-- TRY IT --
Please state the number of lines in the entries below where the word "kind" appears. Include nothing else.

[Interface dataset entries]
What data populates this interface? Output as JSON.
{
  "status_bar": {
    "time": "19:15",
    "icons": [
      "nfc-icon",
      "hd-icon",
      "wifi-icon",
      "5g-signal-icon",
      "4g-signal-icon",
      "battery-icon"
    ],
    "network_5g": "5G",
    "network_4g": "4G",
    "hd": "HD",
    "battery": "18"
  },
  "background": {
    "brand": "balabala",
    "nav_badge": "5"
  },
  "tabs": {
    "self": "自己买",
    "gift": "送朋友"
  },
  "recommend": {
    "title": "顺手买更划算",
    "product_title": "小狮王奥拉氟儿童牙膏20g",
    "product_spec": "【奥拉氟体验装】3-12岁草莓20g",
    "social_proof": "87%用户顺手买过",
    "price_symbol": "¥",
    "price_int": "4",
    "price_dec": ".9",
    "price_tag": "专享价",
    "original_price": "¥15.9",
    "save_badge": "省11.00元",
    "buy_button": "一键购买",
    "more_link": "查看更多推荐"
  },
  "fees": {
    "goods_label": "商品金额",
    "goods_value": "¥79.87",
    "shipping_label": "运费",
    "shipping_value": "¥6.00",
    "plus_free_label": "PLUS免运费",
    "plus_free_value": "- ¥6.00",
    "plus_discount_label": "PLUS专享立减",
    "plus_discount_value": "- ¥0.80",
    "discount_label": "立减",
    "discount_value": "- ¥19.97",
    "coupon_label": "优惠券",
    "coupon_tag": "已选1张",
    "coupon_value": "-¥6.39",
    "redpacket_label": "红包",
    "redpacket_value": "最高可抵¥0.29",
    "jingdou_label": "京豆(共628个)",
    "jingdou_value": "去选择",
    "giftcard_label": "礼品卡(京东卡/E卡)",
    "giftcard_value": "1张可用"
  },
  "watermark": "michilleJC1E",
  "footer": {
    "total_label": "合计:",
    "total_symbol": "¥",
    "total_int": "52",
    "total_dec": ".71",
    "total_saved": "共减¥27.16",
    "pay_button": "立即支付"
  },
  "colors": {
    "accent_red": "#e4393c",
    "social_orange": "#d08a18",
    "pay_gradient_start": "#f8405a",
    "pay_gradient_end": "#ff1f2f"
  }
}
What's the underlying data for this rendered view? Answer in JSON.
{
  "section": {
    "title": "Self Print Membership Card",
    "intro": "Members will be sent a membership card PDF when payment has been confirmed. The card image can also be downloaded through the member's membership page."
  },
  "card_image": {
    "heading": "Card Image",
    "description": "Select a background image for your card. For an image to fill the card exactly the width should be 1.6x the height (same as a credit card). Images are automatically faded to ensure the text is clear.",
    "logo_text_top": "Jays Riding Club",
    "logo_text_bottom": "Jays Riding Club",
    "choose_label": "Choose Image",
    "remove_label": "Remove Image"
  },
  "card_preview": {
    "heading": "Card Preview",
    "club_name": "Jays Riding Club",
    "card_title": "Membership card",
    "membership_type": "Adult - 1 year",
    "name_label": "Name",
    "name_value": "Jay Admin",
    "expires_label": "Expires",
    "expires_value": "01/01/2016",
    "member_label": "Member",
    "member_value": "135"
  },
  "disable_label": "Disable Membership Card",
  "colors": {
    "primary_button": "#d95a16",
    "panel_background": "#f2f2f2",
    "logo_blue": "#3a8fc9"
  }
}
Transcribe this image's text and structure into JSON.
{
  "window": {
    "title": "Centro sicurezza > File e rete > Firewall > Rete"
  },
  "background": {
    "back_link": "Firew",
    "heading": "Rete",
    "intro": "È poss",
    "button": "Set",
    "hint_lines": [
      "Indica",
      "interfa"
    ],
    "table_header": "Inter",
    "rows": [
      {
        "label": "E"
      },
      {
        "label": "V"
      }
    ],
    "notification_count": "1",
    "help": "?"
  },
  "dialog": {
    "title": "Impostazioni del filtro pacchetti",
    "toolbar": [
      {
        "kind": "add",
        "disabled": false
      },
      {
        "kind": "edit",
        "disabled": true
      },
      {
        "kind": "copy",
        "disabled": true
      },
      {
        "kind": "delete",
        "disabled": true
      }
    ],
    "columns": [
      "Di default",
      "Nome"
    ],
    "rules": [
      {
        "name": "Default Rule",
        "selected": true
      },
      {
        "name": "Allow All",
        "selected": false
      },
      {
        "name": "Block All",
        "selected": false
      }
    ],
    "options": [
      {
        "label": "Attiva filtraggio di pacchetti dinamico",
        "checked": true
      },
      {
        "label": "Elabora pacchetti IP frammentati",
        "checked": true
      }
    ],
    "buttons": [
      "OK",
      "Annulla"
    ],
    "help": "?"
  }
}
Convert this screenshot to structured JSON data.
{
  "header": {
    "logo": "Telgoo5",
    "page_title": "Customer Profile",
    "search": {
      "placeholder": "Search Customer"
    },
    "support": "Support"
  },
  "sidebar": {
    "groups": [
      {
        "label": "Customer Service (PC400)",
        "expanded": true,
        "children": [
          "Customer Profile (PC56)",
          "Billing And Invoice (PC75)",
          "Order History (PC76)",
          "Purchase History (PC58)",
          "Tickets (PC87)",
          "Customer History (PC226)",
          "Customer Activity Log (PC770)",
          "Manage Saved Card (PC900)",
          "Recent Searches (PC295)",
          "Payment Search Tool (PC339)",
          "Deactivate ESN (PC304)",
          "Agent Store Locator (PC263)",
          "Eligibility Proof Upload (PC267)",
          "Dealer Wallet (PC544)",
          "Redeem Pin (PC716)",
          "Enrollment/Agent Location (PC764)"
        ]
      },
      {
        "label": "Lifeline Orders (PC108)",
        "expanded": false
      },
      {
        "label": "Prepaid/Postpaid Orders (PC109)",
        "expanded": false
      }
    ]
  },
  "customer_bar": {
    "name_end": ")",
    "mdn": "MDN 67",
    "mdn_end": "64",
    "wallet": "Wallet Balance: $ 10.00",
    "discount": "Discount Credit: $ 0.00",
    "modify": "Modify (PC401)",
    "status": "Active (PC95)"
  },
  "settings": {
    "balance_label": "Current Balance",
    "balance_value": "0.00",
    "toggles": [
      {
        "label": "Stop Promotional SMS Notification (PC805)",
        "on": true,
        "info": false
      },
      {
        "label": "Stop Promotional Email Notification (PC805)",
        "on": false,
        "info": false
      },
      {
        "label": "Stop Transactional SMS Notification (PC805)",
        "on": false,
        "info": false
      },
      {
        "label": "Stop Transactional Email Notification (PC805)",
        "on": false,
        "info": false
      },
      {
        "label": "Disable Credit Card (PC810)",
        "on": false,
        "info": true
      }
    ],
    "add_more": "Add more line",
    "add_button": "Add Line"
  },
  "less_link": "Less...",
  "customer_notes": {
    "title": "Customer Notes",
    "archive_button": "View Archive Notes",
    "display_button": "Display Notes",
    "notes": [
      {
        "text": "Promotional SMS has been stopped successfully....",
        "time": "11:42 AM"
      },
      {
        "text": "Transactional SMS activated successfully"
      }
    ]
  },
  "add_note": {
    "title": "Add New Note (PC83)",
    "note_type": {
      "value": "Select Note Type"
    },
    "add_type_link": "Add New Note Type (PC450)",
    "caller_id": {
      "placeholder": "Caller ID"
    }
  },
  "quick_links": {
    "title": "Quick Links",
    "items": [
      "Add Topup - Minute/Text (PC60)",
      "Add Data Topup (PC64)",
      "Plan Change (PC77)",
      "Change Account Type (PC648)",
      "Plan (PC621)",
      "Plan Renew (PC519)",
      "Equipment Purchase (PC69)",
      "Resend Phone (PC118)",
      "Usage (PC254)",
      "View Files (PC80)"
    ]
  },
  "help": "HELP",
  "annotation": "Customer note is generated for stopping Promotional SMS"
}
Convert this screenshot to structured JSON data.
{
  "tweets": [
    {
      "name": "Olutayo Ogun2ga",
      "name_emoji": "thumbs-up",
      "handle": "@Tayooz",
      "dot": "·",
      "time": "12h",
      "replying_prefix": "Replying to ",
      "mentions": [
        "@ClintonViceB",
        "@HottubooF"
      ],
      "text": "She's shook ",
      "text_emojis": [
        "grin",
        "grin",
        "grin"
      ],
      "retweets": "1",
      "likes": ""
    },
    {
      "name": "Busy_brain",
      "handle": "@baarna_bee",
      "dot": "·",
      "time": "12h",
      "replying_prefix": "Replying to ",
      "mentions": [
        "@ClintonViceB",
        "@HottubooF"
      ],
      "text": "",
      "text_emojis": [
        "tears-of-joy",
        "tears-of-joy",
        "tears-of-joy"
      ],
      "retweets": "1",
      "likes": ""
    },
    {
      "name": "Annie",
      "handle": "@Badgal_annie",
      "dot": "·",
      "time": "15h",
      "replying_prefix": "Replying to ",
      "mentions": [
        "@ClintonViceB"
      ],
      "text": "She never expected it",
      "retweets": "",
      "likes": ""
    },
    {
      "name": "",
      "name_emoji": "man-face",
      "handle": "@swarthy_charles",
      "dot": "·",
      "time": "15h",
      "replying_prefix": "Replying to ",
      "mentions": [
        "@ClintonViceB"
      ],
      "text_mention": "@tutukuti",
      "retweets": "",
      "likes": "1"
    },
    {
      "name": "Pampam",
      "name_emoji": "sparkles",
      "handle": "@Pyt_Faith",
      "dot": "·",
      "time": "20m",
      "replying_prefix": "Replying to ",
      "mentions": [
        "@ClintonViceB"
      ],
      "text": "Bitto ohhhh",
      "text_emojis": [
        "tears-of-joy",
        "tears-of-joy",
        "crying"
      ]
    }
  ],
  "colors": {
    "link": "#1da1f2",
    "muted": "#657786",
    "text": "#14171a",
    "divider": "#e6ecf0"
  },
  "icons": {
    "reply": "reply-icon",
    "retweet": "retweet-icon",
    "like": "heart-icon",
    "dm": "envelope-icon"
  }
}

-- ANSWER TO THIS EXERCISE --
4